+++ Input material +++

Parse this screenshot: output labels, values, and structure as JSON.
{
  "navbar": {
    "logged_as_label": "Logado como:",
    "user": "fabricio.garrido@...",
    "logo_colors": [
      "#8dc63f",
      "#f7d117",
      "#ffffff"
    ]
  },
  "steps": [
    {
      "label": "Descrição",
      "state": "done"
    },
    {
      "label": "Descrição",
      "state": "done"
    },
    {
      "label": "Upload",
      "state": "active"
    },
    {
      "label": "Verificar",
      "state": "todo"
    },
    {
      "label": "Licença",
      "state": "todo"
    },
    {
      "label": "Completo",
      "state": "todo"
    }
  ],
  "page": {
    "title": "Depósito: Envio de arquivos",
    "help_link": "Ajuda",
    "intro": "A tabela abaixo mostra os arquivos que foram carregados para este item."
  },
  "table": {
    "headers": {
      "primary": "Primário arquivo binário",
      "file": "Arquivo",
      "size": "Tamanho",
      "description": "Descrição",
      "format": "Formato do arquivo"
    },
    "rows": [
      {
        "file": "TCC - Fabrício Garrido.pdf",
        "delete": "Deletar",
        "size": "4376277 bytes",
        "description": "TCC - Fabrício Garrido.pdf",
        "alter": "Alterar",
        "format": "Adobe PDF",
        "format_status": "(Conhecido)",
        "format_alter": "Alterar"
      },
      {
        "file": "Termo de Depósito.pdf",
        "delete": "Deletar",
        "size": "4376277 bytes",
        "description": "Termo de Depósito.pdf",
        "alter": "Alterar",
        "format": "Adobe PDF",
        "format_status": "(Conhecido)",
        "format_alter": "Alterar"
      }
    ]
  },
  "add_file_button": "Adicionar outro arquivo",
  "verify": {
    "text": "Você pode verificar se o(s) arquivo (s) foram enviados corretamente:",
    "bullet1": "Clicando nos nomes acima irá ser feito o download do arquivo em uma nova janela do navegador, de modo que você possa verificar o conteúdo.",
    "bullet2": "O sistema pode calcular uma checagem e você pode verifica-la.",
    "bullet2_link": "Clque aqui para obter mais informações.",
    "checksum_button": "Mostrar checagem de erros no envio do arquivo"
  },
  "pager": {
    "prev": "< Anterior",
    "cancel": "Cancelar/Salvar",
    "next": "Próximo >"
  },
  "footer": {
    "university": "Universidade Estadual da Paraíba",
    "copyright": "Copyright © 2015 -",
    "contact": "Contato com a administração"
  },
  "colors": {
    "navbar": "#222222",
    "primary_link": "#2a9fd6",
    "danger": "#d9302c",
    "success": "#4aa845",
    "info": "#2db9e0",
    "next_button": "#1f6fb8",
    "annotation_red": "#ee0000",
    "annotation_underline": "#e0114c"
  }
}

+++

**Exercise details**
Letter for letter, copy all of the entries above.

**Exercise response**
Parse this screenshot: output labels, values, and structure as JSON.
{
  "navbar": {
    "logged_as_label": "Logado como:",
    "user": "fabricio.garrido@...",
    "logo_colors": [
      "#8dc63f",
      "#f7d117",
      "#ffffff"
    ]
  },
  "steps": [
    {
      "label": "Descrição",
      "state": "done"
    },
    {
      "label": "Descrição",
      "state": "done"
    },
    {
      "label": "Upload",
      "state": "active"
    },
    {
      "label": "Verificar",
      "state": "todo"
    },
    {
      "label": "Licença",
      "state": "todo"
    },
    {
      "label": "Completo",
      "state": "todo"
    }
  ],
  "page": {
    "title": "Depósito: Envio de arquivos",
    "help_link": "Ajuda",
    "intro": "A tabela abaixo mostra os arquivos que foram carregados para este item."
  },
  "table": {
    "headers": {
      "primary": "Primário arquivo binário",
      "file": "Arquivo",
      "size": "Tamanho",
      "description": "Descrição",
      "format": "Formato do arquivo"
    },
    "rows": [
      {
        "file": "TCC - Fabrício Garrido.pdf",
        "delete": "Deletar",
        "size": "4376277 bytes",
        "description": "TCC - Fabrício Garrido.pdf",
        "alter": "Alterar",
        "format": "Adobe PDF",
        "format_status": "(Conhecido)",
        "format_alter": "Alterar"
      },
      {
        "file": "Termo de Depósito.pdf",
        "delete": "Deletar",
        "size": "4376277 bytes",
        "description": "Termo de Depósito.pdf",
        "alter": "Alterar",
        "format": "Adobe PDF",
        "format_status": "(Conhecido)",
        "format_alter": "Alterar"
      }
    ]
  },
  "add_file_button": "Adicionar outro arquivo",
  "verify": {
    "text": "Você pode verificar se o(s) arquivo (s) foram enviados corretamente:",
    "bullet1": "Clicando nos nomes acima irá ser feito o download do arquivo em uma nova janela do navegador, de modo que você possa verificar o conteúdo.",
    "bullet2": "O sistema pode calcular uma checagem e você pode verifica-la.",
    "bullet2_link": "Clque aqui para obter mais informações.",
    "checksum_button": "Mostrar checagem de erros no envio do arquivo"
  },
  "pager": {
    "prev": "< Anterior",
    "cancel": "Cancelar/Salvar",
    "next": "Próximo >"
  },
  "footer": {
    "university": "Universidade Estadual da Paraíba",
    "copyright": "Copyright © 2015 -",
    "contact": "Contato com a administração"
  },
  "colors": {
    "navbar": "#222222",
    "primary_link": "#2a9fd6",
    "danger": "#d9302c",
    "success": "#4aa845",
    "info": "#2db9e0",
    "next_button": "#1f6fb8",
    "annotation_red": "#ee0000",
    "annotation_underline": "#e0114c"
  }
}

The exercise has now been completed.